Between 2000 and 2005 shares of stock rose from from about $12 to over $24. On February 28, 2006 the Birmingham City Council passed a resolution to invest up to $2.5 million in infrastructure improvements contingent on Pemco being awarded the KC-135 Re-Compete contract. In May the Air Force reduced the number of craft in its 2008 contract, prompting Boeing to withdraw from its partnership. Pemco asked the Air Force for permission to bid as a sole contractor, but was denied. AAI later sued Boeing for $100 million, claiming that the larger company had abused the partnership and stolen trade secrets. After numerous delays, AAI was awarded $2.1 million from Boeing by a federal jury in March 2020. Judge David Proctor upheld the jury's verdict on appeal.

Pemco's 2002 sales were $163 million, and its 2005 revenues were $150 million.

The bankruptcy of Northwest Airlines, a major Pemco customer, caused earnings to slip in 2006 below the level at which the company's $31 million debt could be serviced. The company went into negotiations with its major lenders, Wachovia and Compass Bancshares, regarding refinancing.

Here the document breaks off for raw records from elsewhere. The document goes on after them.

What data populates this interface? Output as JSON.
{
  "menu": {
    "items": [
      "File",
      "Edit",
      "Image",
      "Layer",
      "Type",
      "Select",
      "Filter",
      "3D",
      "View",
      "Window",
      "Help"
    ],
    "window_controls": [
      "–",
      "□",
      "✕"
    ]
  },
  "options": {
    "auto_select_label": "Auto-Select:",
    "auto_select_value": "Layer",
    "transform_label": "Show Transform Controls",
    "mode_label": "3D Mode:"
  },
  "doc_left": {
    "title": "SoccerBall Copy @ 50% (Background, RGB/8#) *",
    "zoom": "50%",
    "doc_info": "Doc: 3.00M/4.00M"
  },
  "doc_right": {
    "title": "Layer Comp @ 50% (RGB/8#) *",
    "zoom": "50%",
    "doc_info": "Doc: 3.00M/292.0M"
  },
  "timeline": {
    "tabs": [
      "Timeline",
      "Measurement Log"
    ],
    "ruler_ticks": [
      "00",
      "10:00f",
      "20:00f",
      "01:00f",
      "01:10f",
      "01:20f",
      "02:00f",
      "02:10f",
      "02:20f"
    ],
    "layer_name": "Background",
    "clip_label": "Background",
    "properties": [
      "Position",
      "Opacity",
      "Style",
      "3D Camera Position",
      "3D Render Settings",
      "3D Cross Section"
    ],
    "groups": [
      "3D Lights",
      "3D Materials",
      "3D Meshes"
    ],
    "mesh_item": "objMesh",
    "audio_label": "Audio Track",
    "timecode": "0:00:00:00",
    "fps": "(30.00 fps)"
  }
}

In July 2007 Pemco agreed to sell Pemco World Air Services, its Dothan-based commercial aircraft conversion and maintenance division, for $43 million to WAS Aviation Services, Inc. The sale would fund the retirement of bank debt and pension plan liabilities. The remaining company would be re-named Alabama Aircraft Industries.

In February 2011 the company filed for Chapter 11 bankruptcy protection in advance of seeking an agreement with UAW Local No. 1155 to terminate its pension plan, reducing long-term obligations. It was acquired out of bankruptcy by the Virginia-based Kaiser Holdings Group. The facility operated as Kaiser Aircraft Industries until 2014.

Stewart Industries International was recruited to open a new maintenance and repair operation at the property in 2018.


  • Pemco Aeroplex operates ten 160' x 750' x 40' aircraft bays at their Birmingham facility capable of servicing KC-135-sized aircraft as well as a backshop for fabricating custom parts and a paint facility. This facility employs approximately 1,100 workers.
  • Pemco Aircraft Engineers provides engineering services to the aviation industry from offices in Corona, California.
  • Pemco Engineers provides cargo systems and aircraft component design and fabrication from a 30,000 square-foot shop in Corona, California. (Pemco plans to seel this division)
  • Pemco Space Vector, founded in 1969, provides launch vehicles and services for scientific and military missions from a 44,000 square foot facility in Chatsworth, California


  • Underwood, Jerry (January 9, 1994) "Pemco Parent Paces '93 State Stock Action; Shares Once Were Bought for Four Dimes." The Birmingham News p. 1
  • Diel, Stan (April 12, 1996) "Pemco's Parent Losing Money; Firm Delays Financial Report, Blames Government Contract Woes." The Birmingham News, p. 1B
  • Hubbard, Russell (October 13, 1998) "No Layoffs Expected After Pemco Loses Bid." The Birmingham News, p. 1D
  • Hubbard, Russell (January 18, 2000) "Precision Standard Moves HQ Back; Company Also Names CEO to Raise Profile." The Birmingham News, p. 1C
  • Nicholson, Gilbert (May 25, 2001) "Flying High: Pemco Aviation Group Is Soaring Under New Leadership." Birmingham Business Journal
  • "Pemco Aviation Group Inc." (2003) in the International Directory of Company Histories. St James Press, Vol. 54
  • Pemco Aviation Group corporate spotlight at American Executive - accessed June 11, 2006
  • McCauley, Charles R. (June 10, 2006) "Pemco set to bid solo on military craft pact." The Birmingham News
  • Hubbard, Russell (August 18, 2006) "Pemco earnings too low for lenders." The Birmingham News
  • McCauley, Charles R. (July 11, 2007) "Pemco Aviation to sell Dothan subsidiary." The Birmingham News
  • "Alabama Aircraft Industries Inc. files Chapter 11." (February 16, 2011) Birmingham Business Journal
  • Hubbard, Russell (September 14, 2011) "Alabama Aircraft Industries sues, says Boeing Co. stole secrets." The Birmingham News
  • Coker, Angel (May 19, 2020) "Former Bham aircraft company prevails in lawsuit against Boeing." Birmingham Business Journal